There is too much rage in America at the moment. So much willful intolerance makes it impossible to take their credibility as an agent for good seriously. It is a divisive, polarizing place to live where over 30 million people (the population of Canada) are without health care, and countless others without basic civil rights. And yet they attempt to convince the rest of the world that all Americans are born equal. Unless of course you’re gay, or muslim, or not a white older man with deep pockets.
America has shown me how lucky I am to be Canadian which is why I oppose Quebec’s Charter of Values so much. Based on everything I have written about regarding the pursuit by christian Americans to restrict the rights of gay people, it does not mean that I believe all christian people are bad, or have the same warped, regressive views. No, of course not. Just as not all muslims are 9/11 apologists who want to blow up all of America. How retrograde and narrow-minded is it of someone to believe in such a thing? This generalizing of groups of people is maddening.

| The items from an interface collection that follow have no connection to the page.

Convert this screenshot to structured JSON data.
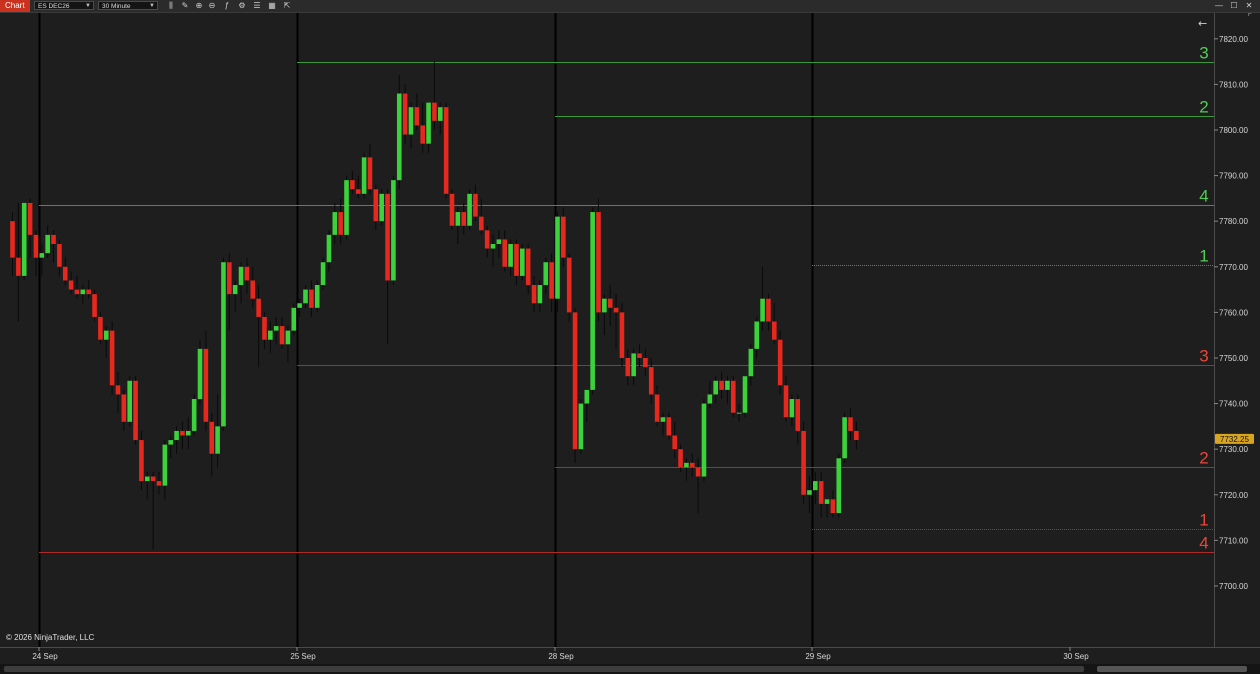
{
  "toolbar": {
    "tab_label": "Chart",
    "instrument": "ES DEC26",
    "interval": "30 Minute",
    "icons": [
      "bar-type-icon",
      "draw-icon",
      "zoom-in-icon",
      "zoom-out-icon",
      "indicators-icon",
      "strategies-icon",
      "properties-icon",
      "chart-trader-icon",
      "attach-icon"
    ],
    "window_buttons": [
      "minimize-icon",
      "maximize-icon",
      "close-icon"
    ]
  },
  "panel": {
    "back_arrow": "←",
    "corner_label": "F",
    "copyright": "© 2026 NinjaTrader, LLC"
  },
  "colors": {
    "up": "#3cd23c",
    "down": "#e6281e",
    "green_line": "#3a9a3a",
    "red_line": "#b02a2a",
    "background": "#1e1e1e",
    "last_price_bg": "#d9a520"
  },
  "last_price": "7732.25",
  "chart_data": {
    "type": "candlestick",
    "instrument": "ES DEC26",
    "interval": "30 Minute",
    "ylim": [
      7691,
      7825
    ],
    "y_ticks": [
      7700,
      7710,
      7720,
      7730,
      7740,
      7750,
      7760,
      7770,
      7780,
      7790,
      7800,
      7810,
      7820
    ],
    "y_tick_labels": [
      "7700.00",
      "7710.00",
      "7720.00",
      "7730.00",
      "7740.00",
      "7750.00",
      "7760.00",
      "7770.00",
      "7780.00",
      "7790.00",
      "7800.00",
      "7810.00",
      "7820.00"
    ],
    "x_labels": [
      {
        "label": "24 Sep",
        "bar": 5
      },
      {
        "label": "25 Sep",
        "bar": 49
      },
      {
        "label": "28 Sep",
        "bar": 93
      },
      {
        "label": "29 Sep",
        "bar": 137
      },
      {
        "label": "30 Sep",
        "bar": 181
      }
    ],
    "session_breaks": [
      5,
      49,
      93,
      137
    ],
    "candles": [
      [
        7780,
        7782,
        7768,
        7772
      ],
      [
        7772,
        7784,
        7758,
        7768
      ],
      [
        7768,
        7784,
        7767,
        7784
      ],
      [
        7784,
        7785,
        7772,
        7777
      ],
      [
        7777,
        7778,
        7768,
        7772
      ],
      [
        7772,
        7775,
        7768,
        7773
      ],
      [
        7773,
        7779,
        7772,
        7777
      ],
      [
        7777,
        7778,
        7771,
        7775
      ],
      [
        7775,
        7776,
        7768,
        7770
      ],
      [
        7770,
        7772,
        7766,
        7767
      ],
      [
        7767,
        7769,
        7764,
        7765
      ],
      [
        7765,
        7768,
        7763,
        7764
      ],
      [
        7764,
        7766,
        7762,
        7765
      ],
      [
        7765,
        7767,
        7763,
        7764
      ],
      [
        7764,
        7765,
        7758,
        7759
      ],
      [
        7759,
        7760,
        7753,
        7754
      ],
      [
        7754,
        7757,
        7750,
        7756
      ],
      [
        7756,
        7758,
        7742,
        7744
      ],
      [
        7744,
        7747,
        7738,
        7742
      ],
      [
        7742,
        7743,
        7734,
        7736
      ],
      [
        7736,
        7746,
        7735,
        7745
      ],
      [
        7745,
        7746,
        7731,
        7732
      ],
      [
        7732,
        7734,
        7721,
        7723
      ],
      [
        7723,
        7725,
        7719,
        7724
      ],
      [
        7724,
        7725,
        7708,
        7723
      ],
      [
        7723,
        7725,
        7720,
        7722
      ],
      [
        7722,
        7732,
        7719,
        7731
      ],
      [
        7731,
        7733,
        7728,
        7732
      ],
      [
        7732,
        7735,
        7729,
        7734
      ],
      [
        7734,
        7736,
        7730,
        7733
      ],
      [
        7733,
        7737,
        7730,
        7734
      ],
      [
        7734,
        7742,
        7733,
        7741
      ],
      [
        7741,
        7754,
        7740,
        7752
      ],
      [
        7752,
        7756,
        7734,
        7736
      ],
      [
        7736,
        7738,
        7724,
        7729
      ],
      [
        7729,
        7742,
        7726,
        7735
      ],
      [
        7735,
        7772,
        7734,
        7771
      ],
      [
        7771,
        7773,
        7756,
        7764
      ],
      [
        7764,
        7767,
        7760,
        7766
      ],
      [
        7766,
        7771,
        7762,
        7770
      ],
      [
        7770,
        7772,
        7764,
        7767
      ],
      [
        7767,
        7770,
        7761,
        7763
      ],
      [
        7763,
        7766,
        7748,
        7759
      ],
      [
        7759,
        7760,
        7752,
        7754
      ],
      [
        7754,
        7758,
        7751,
        7756
      ],
      [
        7756,
        7759,
        7753,
        7757
      ],
      [
        7757,
        7759,
        7752,
        7753
      ],
      [
        7753,
        7757,
        7749,
        7756
      ],
      [
        7756,
        7762,
        7755,
        7761
      ],
      [
        7761,
        7763,
        7759,
        7762
      ],
      [
        7762,
        7766,
        7761,
        7765
      ],
      [
        7765,
        7767,
        7759,
        7761
      ],
      [
        7761,
        7767,
        7760,
        7766
      ],
      [
        7766,
        7772,
        7765,
        7771
      ],
      [
        7771,
        7778,
        7769,
        7777
      ],
      [
        7777,
        7784,
        7775,
        7782
      ],
      [
        7782,
        7785,
        7775,
        7777
      ],
      [
        7777,
        7790,
        7776,
        7789
      ],
      [
        7789,
        7791,
        7786,
        7787
      ],
      [
        7787,
        7790,
        7785,
        7786
      ],
      [
        7786,
        7795,
        7785,
        7794
      ],
      [
        7794,
        7797,
        7786,
        7787
      ],
      [
        7787,
        7788,
        7778,
        7780
      ],
      [
        7780,
        7787,
        7779,
        7786
      ],
      [
        7786,
        7787,
        7753,
        7767
      ],
      [
        7767,
        7790,
        7766,
        7789
      ],
      [
        7789,
        7812,
        7787,
        7808
      ],
      [
        7808,
        7810,
        7797,
        7799
      ],
      [
        7799,
        7806,
        7796,
        7805
      ],
      [
        7805,
        7808,
        7800,
        7801
      ],
      [
        7801,
        7806,
        7795,
        7797
      ],
      [
        7797,
        7806,
        7795,
        7806
      ],
      [
        7806,
        7815,
        7800,
        7802
      ],
      [
        7802,
        7806,
        7799,
        7805
      ],
      [
        7805,
        7806,
        7785,
        7786
      ],
      [
        7786,
        7787,
        7778,
        7779
      ],
      [
        7779,
        7783,
        7775,
        7782
      ],
      [
        7782,
        7784,
        7777,
        7779
      ],
      [
        7779,
        7787,
        7778,
        7786
      ],
      [
        7786,
        7788,
        7780,
        7781
      ],
      [
        7781,
        7785,
        7777,
        7778
      ],
      [
        7778,
        7779,
        7772,
        7774
      ],
      [
        7774,
        7777,
        7770,
        7775
      ],
      [
        7775,
        7778,
        7772,
        7776
      ],
      [
        7776,
        7778,
        7769,
        7770
      ],
      [
        7770,
        7776,
        7768,
        7775
      ],
      [
        7775,
        7776,
        7766,
        7768
      ],
      [
        7768,
        7775,
        7767,
        7774
      ],
      [
        7774,
        7775,
        7764,
        7766
      ],
      [
        7766,
        7768,
        7760,
        7762
      ],
      [
        7762,
        7767,
        7760,
        7766
      ],
      [
        7766,
        7772,
        7764,
        7771
      ],
      [
        7771,
        7773,
        7760,
        7763
      ],
      [
        7763,
        7782,
        7760,
        7781
      ],
      [
        7781,
        7783,
        7770,
        7772
      ],
      [
        7772,
        7773,
        7758,
        7760
      ],
      [
        7760,
        7761,
        7727,
        7730
      ],
      [
        7730,
        7741,
        7729,
        7740
      ],
      [
        7740,
        7741,
        7736,
        7743
      ],
      [
        7743,
        7783,
        7742,
        7782
      ],
      [
        7782,
        7785,
        7758,
        7760
      ],
      [
        7760,
        7764,
        7755,
        7763
      ],
      [
        7763,
        7766,
        7757,
        7761
      ],
      [
        7761,
        7764,
        7752,
        7760
      ],
      [
        7760,
        7762,
        7748,
        7750
      ],
      [
        7750,
        7752,
        7744,
        7746
      ],
      [
        7746,
        7752,
        7744,
        7751
      ],
      [
        7751,
        7753,
        7748,
        7750
      ],
      [
        7750,
        7752,
        7746,
        7748
      ],
      [
        7748,
        7750,
        7740,
        7742
      ],
      [
        7742,
        7744,
        7735,
        7736
      ],
      [
        7736,
        7738,
        7733,
        7737
      ],
      [
        7737,
        7738,
        7732,
        7733
      ],
      [
        7733,
        7736,
        7728,
        7730
      ],
      [
        7730,
        7731,
        7725,
        7726
      ],
      [
        7726,
        7728,
        7723,
        7727
      ],
      [
        7727,
        7729,
        7724,
        7726
      ],
      [
        7726,
        7728,
        7716,
        7724
      ],
      [
        7724,
        7741,
        7723,
        7740
      ],
      [
        7740,
        7745,
        7739,
        7742
      ],
      [
        7742,
        7746,
        7740,
        7745
      ],
      [
        7745,
        7747,
        7741,
        7743
      ],
      [
        7743,
        7746,
        7740,
        7745
      ],
      [
        7745,
        7746,
        7737,
        7738
      ],
      [
        7738,
        7740,
        7736,
        7738
      ],
      [
        7738,
        7746,
        7737,
        7746
      ],
      [
        7746,
        7753,
        7744,
        7752
      ],
      [
        7752,
        7759,
        7750,
        7758
      ],
      [
        7758,
        7770,
        7756,
        7763
      ],
      [
        7763,
        7764,
        7756,
        7758
      ],
      [
        7758,
        7762,
        7753,
        7754
      ],
      [
        7754,
        7756,
        7742,
        7744
      ],
      [
        7744,
        7746,
        7736,
        7737
      ],
      [
        7737,
        7742,
        7735,
        7741
      ],
      [
        7741,
        7742,
        7731,
        7734
      ],
      [
        7734,
        7736,
        7718,
        7720
      ],
      [
        7720,
        7724,
        7716,
        7721
      ],
      [
        7721,
        7725,
        7718,
        7723
      ],
      [
        7723,
        7725,
        7715,
        7718
      ],
      [
        7718,
        7719,
        7715,
        7719
      ],
      [
        7719,
        7721,
        7715,
        7716
      ],
      [
        7716,
        7729,
        7715,
        7728
      ],
      [
        7728,
        7738,
        7727,
        7737
      ],
      [
        7737,
        7739,
        7732,
        7734
      ],
      [
        7734,
        7736,
        7730,
        7732
      ]
    ],
    "levels": [
      {
        "label": "3",
        "price": 7815,
        "color": "green",
        "from_bar": 49,
        "style": "solid"
      },
      {
        "label": "2",
        "price": 7803,
        "color": "green",
        "from_bar": 93,
        "style": "solid"
      },
      {
        "label": "4",
        "price": 7783.5,
        "color": "green",
        "from_bar": 5,
        "style": "solid"
      },
      {
        "label": "1",
        "price": 7770.5,
        "color": "green",
        "from_bar": 137,
        "style": "dotted"
      },
      {
        "label": "3",
        "price": 7748.5,
        "color": "red",
        "from_bar": 49,
        "style": "solid"
      },
      {
        "label": "2",
        "price": 7726,
        "color": "red",
        "from_bar": 93,
        "style": "solid"
      },
      {
        "label": "1",
        "price": 7712.5,
        "color": "red",
        "from_bar": 137,
        "style": "dotted"
      },
      {
        "label": "4",
        "price": 7707.5,
        "color": "red",
        "from_bar": 5,
        "style": "solid"
      }
    ]
  }
}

Individuals who actively attempt to rescind rights are surprisingly in the minority, but they’re very good at organizing themselves and making lots of noise, giving the illusion that they’re the majority.
I can’t stomach that a province in Canada is going to vote on a charter that has nothing to do with values, and everything to do with exclusion and fear. The fear that immigrants are threatening their “distinct” culture in a nation that thrives on immigration. It all seems so senseless.
But as a friend of mine said, “If you think about it, it only makes sense that a society built on “protecting” their culture will reject all others. Scary.”
Indeed. We’ll see how this all plays out.